• [WHAT IS EXPECTED] Which lines hold the string "Container"? Copy each of them from the material below.

• [STORED DATA]
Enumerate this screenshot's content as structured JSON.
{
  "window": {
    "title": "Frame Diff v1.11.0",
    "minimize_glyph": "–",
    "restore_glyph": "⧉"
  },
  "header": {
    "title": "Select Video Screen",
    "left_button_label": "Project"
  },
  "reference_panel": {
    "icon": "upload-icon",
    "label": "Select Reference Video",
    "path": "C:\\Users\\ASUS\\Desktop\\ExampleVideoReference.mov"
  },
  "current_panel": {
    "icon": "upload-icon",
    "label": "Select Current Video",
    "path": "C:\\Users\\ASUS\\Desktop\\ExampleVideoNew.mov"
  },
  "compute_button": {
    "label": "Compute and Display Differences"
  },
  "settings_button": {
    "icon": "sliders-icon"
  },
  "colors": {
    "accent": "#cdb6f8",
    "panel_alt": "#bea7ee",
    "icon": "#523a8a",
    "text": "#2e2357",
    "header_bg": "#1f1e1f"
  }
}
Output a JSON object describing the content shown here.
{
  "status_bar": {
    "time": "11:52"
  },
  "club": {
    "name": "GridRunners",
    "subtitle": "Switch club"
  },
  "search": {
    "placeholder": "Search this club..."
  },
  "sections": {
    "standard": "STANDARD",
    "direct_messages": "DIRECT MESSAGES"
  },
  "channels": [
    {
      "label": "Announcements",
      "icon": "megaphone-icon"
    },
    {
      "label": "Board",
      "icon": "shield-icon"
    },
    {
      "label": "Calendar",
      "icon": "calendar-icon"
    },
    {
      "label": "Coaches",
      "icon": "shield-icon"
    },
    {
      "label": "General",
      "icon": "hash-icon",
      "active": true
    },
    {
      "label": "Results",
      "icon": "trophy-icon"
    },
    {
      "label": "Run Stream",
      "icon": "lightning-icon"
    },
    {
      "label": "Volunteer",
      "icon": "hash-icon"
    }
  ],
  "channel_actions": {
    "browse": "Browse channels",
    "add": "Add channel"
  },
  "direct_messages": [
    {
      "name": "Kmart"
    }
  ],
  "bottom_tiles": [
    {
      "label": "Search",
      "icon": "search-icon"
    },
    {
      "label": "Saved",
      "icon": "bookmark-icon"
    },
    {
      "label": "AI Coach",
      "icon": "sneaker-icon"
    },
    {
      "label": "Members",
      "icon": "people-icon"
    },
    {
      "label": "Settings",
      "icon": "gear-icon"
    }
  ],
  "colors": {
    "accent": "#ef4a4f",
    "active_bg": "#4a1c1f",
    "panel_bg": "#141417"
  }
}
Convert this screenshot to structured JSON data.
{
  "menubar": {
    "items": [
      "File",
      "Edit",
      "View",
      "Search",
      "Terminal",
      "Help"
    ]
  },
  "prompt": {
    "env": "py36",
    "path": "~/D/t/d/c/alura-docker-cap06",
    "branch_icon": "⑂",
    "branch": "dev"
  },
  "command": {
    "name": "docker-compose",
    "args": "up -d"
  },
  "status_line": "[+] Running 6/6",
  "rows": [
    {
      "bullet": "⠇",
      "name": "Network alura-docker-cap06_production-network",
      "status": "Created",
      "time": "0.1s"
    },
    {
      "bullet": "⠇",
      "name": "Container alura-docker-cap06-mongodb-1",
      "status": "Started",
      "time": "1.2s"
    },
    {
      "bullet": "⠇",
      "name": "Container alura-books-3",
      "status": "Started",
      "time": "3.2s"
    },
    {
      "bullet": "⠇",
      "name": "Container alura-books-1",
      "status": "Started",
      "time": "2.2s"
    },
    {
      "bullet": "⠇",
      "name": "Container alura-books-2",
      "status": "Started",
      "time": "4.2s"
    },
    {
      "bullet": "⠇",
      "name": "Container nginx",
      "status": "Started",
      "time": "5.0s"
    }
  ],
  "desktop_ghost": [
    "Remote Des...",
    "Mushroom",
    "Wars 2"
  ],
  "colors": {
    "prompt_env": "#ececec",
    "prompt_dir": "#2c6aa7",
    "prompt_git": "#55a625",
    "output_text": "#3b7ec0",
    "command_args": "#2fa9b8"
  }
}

• [ANSWER SECTION]
      "name": "Container alura-docker-cap06-mongodb-1",
      "name": "Container alura-books-3",
      "name": "Container alura-books-1",
      "name": "Container alura-books-2",
      "name": "Container nginx",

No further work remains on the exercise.